Notably in downward slide
Arkansas (5-1) slides from No. 20 to No. 25
On Sunday, the Arkansas Razorbacks lost to a California Golden Bears team that started the season 0-2 and did not live up to expectations last year, despite having one of the best players in the program’s history: Kristine Anigwe, who is now in the WNBA. As a result, Arkansas fell all the way to No. 25, while Cal received a pair of votes. The Golden Bears did put up a fight against UConn, though, losing by just nine — suggesting that Arkansas shouldn’t be too embarrassed about this loss. After all, the Razorbacks’ starting five has been a scoring machine, with four players averaging double figures scoring. That group is led by Chelsea Dungee (18.6 points per game). Arkansas is currently seventh in the nation in scoring, with 89.7 points per game. But on Sunday they got out-rebounded 49-32 and lost the bench-scoring battle 25-6.
Miami (4-1) slides from No. 16 to No. 19
The Maggie Dixon Classic did not treat the Miami Hurricanes well. They barely beat North Carolina A&T and then lost to DePaul in what seemed like an even matchup going in. A win in that game would have been a great resume-booster, and it’s always tough to lose a key matchup like that early in the season. But the Hurricanes can’t dwell on the loss. They have an even bigger task ahead: No. 7 Oregon State, on Friday.

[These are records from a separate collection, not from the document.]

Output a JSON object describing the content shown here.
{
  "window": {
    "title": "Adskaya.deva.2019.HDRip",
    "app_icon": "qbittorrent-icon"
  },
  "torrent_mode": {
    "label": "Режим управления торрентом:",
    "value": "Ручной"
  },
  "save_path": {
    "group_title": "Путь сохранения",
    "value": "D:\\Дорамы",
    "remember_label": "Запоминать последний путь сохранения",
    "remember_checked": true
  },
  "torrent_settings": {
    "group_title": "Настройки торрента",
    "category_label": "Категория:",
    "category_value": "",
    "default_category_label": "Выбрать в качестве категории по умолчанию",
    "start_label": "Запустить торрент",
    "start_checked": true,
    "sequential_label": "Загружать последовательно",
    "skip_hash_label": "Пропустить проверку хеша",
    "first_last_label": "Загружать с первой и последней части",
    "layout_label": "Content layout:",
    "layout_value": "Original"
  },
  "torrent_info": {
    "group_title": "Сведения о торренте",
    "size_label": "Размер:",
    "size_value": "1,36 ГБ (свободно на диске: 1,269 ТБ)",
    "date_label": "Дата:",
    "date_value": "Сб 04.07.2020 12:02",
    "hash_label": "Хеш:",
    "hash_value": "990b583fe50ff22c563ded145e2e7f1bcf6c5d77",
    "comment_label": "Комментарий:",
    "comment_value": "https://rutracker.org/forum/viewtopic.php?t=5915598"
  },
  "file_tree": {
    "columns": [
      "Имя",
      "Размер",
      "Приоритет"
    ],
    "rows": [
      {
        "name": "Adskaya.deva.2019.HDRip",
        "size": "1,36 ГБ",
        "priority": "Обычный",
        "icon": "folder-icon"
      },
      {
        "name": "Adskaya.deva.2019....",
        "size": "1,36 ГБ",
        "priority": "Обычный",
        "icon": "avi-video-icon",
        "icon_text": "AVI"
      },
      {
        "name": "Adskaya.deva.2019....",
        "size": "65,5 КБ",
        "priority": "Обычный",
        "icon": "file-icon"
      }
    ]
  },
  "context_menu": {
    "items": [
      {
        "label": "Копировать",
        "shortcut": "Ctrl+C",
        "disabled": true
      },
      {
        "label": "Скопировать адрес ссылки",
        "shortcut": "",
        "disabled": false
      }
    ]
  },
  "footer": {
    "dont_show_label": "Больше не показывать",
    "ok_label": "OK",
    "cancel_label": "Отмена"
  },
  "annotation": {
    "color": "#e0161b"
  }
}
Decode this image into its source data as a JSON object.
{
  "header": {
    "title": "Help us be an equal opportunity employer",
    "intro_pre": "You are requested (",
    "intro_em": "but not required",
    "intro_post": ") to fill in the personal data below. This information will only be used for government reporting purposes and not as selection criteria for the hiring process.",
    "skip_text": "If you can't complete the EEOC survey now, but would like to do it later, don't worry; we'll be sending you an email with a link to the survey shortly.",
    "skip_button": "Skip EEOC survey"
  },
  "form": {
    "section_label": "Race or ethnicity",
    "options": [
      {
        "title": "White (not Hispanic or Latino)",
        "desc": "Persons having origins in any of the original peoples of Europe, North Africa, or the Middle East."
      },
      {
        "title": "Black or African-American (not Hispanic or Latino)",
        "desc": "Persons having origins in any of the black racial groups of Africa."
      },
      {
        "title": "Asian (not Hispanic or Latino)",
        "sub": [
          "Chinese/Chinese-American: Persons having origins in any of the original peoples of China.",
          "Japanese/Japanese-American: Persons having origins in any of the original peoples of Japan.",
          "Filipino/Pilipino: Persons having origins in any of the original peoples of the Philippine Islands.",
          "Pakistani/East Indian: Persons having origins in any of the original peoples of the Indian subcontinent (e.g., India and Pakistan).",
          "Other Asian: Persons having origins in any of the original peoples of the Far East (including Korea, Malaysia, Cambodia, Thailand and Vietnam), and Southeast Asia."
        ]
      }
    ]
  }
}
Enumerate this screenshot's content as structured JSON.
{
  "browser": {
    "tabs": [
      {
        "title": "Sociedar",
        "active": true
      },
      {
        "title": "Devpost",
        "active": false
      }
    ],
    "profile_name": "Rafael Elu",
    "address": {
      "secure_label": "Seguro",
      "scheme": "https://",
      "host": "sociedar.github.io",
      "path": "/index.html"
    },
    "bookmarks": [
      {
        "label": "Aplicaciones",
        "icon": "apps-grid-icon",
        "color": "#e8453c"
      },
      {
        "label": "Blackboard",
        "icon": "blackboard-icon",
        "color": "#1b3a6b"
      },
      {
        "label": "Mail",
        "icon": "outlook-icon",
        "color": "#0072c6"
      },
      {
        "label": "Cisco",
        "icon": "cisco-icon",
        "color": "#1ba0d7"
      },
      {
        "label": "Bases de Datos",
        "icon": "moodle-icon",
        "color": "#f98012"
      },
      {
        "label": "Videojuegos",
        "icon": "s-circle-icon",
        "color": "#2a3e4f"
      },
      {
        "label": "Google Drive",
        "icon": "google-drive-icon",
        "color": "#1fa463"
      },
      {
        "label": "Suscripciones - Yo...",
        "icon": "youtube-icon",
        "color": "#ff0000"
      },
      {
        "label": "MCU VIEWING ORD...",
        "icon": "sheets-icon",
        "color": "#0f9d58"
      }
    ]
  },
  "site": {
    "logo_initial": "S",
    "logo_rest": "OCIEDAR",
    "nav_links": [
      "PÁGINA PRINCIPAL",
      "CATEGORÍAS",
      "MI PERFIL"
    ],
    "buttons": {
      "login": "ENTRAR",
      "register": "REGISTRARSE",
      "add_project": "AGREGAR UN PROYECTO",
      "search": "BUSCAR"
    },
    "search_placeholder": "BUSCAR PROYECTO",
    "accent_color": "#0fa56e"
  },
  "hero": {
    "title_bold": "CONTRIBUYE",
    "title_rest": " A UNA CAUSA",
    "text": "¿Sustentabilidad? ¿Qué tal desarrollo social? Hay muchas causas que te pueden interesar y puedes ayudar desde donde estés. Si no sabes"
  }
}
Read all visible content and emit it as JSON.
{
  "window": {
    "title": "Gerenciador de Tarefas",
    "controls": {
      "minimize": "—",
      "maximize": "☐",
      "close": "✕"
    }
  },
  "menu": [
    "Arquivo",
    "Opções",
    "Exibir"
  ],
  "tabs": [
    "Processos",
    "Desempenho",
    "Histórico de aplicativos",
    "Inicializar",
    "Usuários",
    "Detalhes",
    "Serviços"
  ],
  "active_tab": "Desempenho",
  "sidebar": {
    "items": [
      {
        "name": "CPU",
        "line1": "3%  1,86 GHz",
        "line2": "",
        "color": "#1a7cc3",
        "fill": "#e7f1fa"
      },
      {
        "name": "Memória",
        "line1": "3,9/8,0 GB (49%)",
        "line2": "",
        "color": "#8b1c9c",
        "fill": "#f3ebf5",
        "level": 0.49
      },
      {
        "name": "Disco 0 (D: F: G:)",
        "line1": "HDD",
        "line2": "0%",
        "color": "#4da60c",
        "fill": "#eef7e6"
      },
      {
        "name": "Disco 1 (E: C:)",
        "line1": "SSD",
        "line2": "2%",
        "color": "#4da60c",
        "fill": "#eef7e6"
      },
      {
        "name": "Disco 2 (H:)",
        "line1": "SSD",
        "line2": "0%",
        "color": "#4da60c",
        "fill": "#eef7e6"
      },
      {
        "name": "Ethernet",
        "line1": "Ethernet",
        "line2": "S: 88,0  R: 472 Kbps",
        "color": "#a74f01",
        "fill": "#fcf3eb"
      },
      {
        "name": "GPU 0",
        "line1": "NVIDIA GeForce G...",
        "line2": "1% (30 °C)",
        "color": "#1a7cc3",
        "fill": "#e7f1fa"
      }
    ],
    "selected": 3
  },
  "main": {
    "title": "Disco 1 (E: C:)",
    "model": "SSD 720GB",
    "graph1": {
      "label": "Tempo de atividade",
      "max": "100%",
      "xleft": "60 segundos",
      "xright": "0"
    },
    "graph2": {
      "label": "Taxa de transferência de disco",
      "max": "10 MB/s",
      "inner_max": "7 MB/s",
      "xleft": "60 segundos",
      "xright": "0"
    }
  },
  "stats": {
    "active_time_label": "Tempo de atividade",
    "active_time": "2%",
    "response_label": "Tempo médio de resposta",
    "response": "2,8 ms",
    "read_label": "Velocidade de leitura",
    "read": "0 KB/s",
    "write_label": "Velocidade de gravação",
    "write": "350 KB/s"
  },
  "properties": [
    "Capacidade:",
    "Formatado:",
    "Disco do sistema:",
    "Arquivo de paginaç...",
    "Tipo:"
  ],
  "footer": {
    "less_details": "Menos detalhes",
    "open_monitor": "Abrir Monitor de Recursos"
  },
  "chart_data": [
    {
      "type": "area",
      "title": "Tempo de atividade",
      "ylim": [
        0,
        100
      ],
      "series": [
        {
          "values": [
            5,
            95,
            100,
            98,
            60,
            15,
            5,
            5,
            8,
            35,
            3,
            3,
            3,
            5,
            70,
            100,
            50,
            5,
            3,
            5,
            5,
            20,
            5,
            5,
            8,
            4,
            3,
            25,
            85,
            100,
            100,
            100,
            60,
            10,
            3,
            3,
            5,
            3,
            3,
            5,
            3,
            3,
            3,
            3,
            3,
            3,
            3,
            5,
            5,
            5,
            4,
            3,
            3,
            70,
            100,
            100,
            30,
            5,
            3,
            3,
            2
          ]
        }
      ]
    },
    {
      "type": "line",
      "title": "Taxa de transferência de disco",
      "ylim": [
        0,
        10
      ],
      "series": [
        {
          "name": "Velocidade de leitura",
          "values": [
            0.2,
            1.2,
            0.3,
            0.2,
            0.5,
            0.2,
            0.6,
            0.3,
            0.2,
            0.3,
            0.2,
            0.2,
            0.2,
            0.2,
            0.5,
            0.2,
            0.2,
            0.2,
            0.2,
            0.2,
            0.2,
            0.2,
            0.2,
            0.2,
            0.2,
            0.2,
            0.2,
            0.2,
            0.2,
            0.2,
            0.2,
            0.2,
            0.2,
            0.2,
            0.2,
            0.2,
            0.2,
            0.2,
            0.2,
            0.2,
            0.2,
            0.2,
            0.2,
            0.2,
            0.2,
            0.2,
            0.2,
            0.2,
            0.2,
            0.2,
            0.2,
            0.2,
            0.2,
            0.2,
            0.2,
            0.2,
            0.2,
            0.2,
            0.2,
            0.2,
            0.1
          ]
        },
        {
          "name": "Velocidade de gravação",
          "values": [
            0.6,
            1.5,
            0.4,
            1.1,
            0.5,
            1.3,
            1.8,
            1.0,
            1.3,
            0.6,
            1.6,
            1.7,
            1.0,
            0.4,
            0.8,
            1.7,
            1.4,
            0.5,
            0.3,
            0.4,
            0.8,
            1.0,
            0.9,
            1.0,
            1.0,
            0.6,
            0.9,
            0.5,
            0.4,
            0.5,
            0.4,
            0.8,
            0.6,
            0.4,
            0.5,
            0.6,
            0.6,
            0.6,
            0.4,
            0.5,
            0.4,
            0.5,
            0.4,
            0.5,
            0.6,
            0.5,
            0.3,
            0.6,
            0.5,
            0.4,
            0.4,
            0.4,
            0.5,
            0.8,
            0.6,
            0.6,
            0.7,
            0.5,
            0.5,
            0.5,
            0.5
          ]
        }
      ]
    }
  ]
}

The Hurricanes will also face No. 17 Indiana on Dec. 14, so they do have other opportunities to strengthen their standing.
Battle for No. 1
No. 1 Oregon (4-0)
The No. 1 Oregon Ducks defeated the WNBA-star-studded U.S. Olympic team on Nov. 9 and picked up their first win against a ranked college team when they defeated then-No. 17 Syracuse 81-64 on Sunday.
No. 2 Baylor (5-0)
The No. 2 Baylor Lady Bears don’t know when Lauren Cox will return from her foot injury, but they haven’t lost a step without her, beating a ranked South Florida team 58-46 on Nov. 19. In that game, Queen Egbo and NaLyssa Smith stepped up with 28 points and 15 rebounds combined.
No. 3 Stanford (5-0)
The Gonzaga game was probably a little alarming for fans of the Cardinal. Gonzaga is a good team, but it seems that Baylor, if the Lady Bears get Lauren Cox back in action, may be a step ahead of Stanford.